Architectural relics often spin a tale that reflects the storyline of cultural heritage. Statues mounted to guard over human endeavors are a common thread that sews together architectural history from ancient times to the present, along with statuesque art that reflects the values or daily lives of a place’s inhabitants.
Mythological griffins are creatures with the body of a lion and the head and wings of an eagle. Griffins were guardians of secret wealth and morphed to become a heraldic symbol of nobility in architecture and on noble crests.
The earliest known griffins in architecture decorated palaces in the ancient Persian Empire, where they were seen as guardians of light. Lions and eagles were both common symbols that decorated the buildings that housed royalty, and the griffin is a combination of the qualities of both.

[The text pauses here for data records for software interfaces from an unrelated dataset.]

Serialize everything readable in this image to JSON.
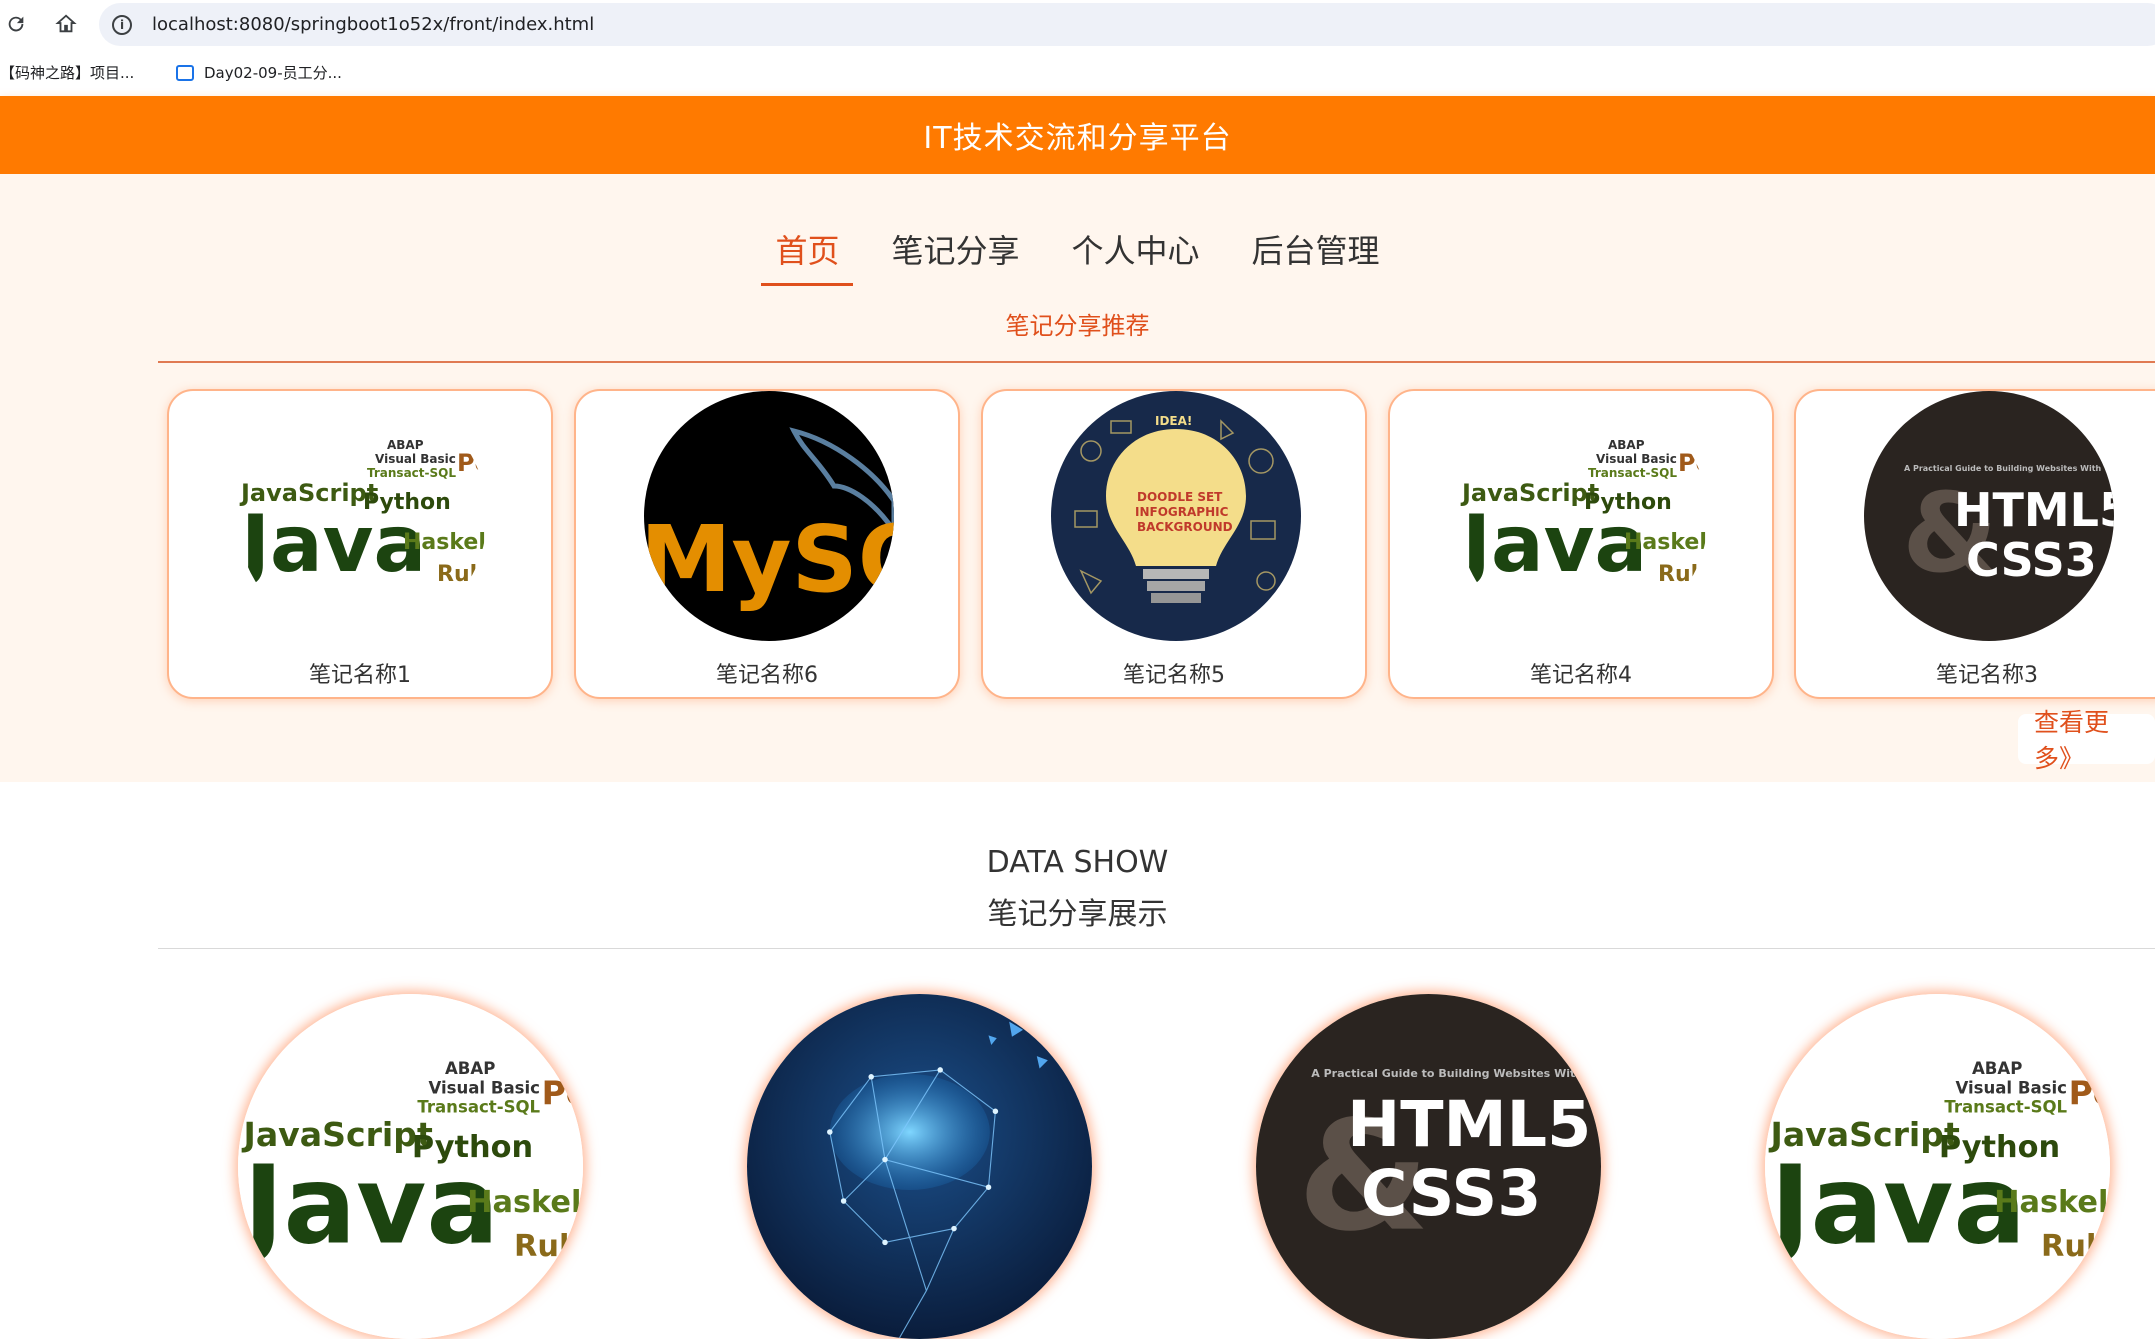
{
  "browser": {
    "url": "localhost:8080/springboot1o52x/front/index.html",
    "bookmarks": [
      {
        "label": "【码神之路】项目..."
      },
      {
        "label": "Day02-09-员工分..."
      }
    ]
  },
  "header": {
    "title": "IT技术交流和分享平台"
  },
  "nav": {
    "tabs": [
      {
        "label": "首页",
        "active": true
      },
      {
        "label": "笔记分享",
        "active": false
      },
      {
        "label": "个人中心",
        "active": false
      },
      {
        "label": "后台管理",
        "active": false
      }
    ]
  },
  "recommend": {
    "title": "笔记分享推荐",
    "items": [
      {
        "name": "笔记名称1",
        "image": "java-word-cloud"
      },
      {
        "name": "笔记名称6",
        "image": "mysql-logo"
      },
      {
        "name": "笔记名称5",
        "image": "doodle-lightbulb"
      },
      {
        "name": "笔记名称4",
        "image": "java-word-cloud"
      },
      {
        "name": "笔记名称3",
        "image": "html5-css3-cover"
      }
    ],
    "more_label": "查看更多》"
  },
  "data_show": {
    "title_en": "DATA SHOW",
    "title_cn": "笔记分享展示",
    "items": [
      {
        "image": "java-word-cloud"
      },
      {
        "image": "ai-brain"
      },
      {
        "image": "html5-css3-cover"
      },
      {
        "image": "java-word-cloud"
      }
    ]
  },
  "art": {
    "java": {
      "line1": "ABAP",
      "line2": "Visual Basic",
      "line3": "Transact-SQL",
      "line4": "JavaScript",
      "line5": "Python",
      "line6": "Java",
      "line7": "Haskell",
      "line8": "Ruby",
      "line9": "Perl"
    },
    "mysql": {
      "word": "MySQL"
    },
    "bulb": {
      "top": "IDEA!",
      "l1": "DOODLE SET",
      "l2": "INFOGRAPHIC",
      "l3": "BACKGROUND"
    },
    "html5": {
      "caption": "A Practical Guide to Building Websites With",
      "l1": "HTML5",
      "l2": "CSS3",
      "amp": "&"
    }
  },
  "colors": {
    "orange": "#ff7a00",
    "accent": "#e0501c",
    "peach": "#fff6ee",
    "card_border": "#ffb48a"
  }
}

Lions have long been a symbol of royalty, nobility, and strength. They have been featured in art and architecture throughout world cultures.
In the US Capitol, depictions of lions can be found at the Grant Memorial, Senate fountain, Rayburn House office building, Capitol Business Center, and Thomas Jefferson building, to name a few.
But lions have been a symbol of power since the beginning of art and architecture. One of the earliest examples may be the carved mammoth ivory statue of a man with a lion’s head discovered in a cave in Germany.
From ancient Iran and Egypt to Trafalgar Square in London, statues of lions preside like kings over the constant river of humanity that flows by.
The bulldog is a somewhat controversial symbol of Britain. The dog in this carved statue is a British bulldog; the shape of the ears gives it away.
During the 1700s, fans of the banned sport of bullbaiting honored the bulldog as a symbol of courage and determination. The Old English Bulldog was muscular and stocky with a steel-trap jaw. In the 18th century, the breed is featured beside a lion and the female symbol of Britannia in many political cartoons. The bulldog became a widespread symbol of Britain during WWII when then Prime Minister Winston Churchill was called the “British Bulldog” for refusing to back down against the Nazi regime, and the bulldog became a symbol of fierce national loyalty and courage.
Architecture is one medium for bringing the stories of the mythological and legendary and preserving these stories for thousands of years. The gods, goddesses, heroes, and creatures of a culture’s mythology were incorporated into architecture and statues to summon their qualities to a place — state buildings, temples, pyramids, and the estates of the wealthy all tell these stories.
Bacchus, the Greek-turned-Roman god of wine and frivolity, along with his wife Ariadne, is shown in this collection of architectural salvage at Olde Good Things.
Other pieces are a tribute to the human components of culture, like this bust of American inventor and engineer Robert Fulton, or this statue of a boy shooting marbles.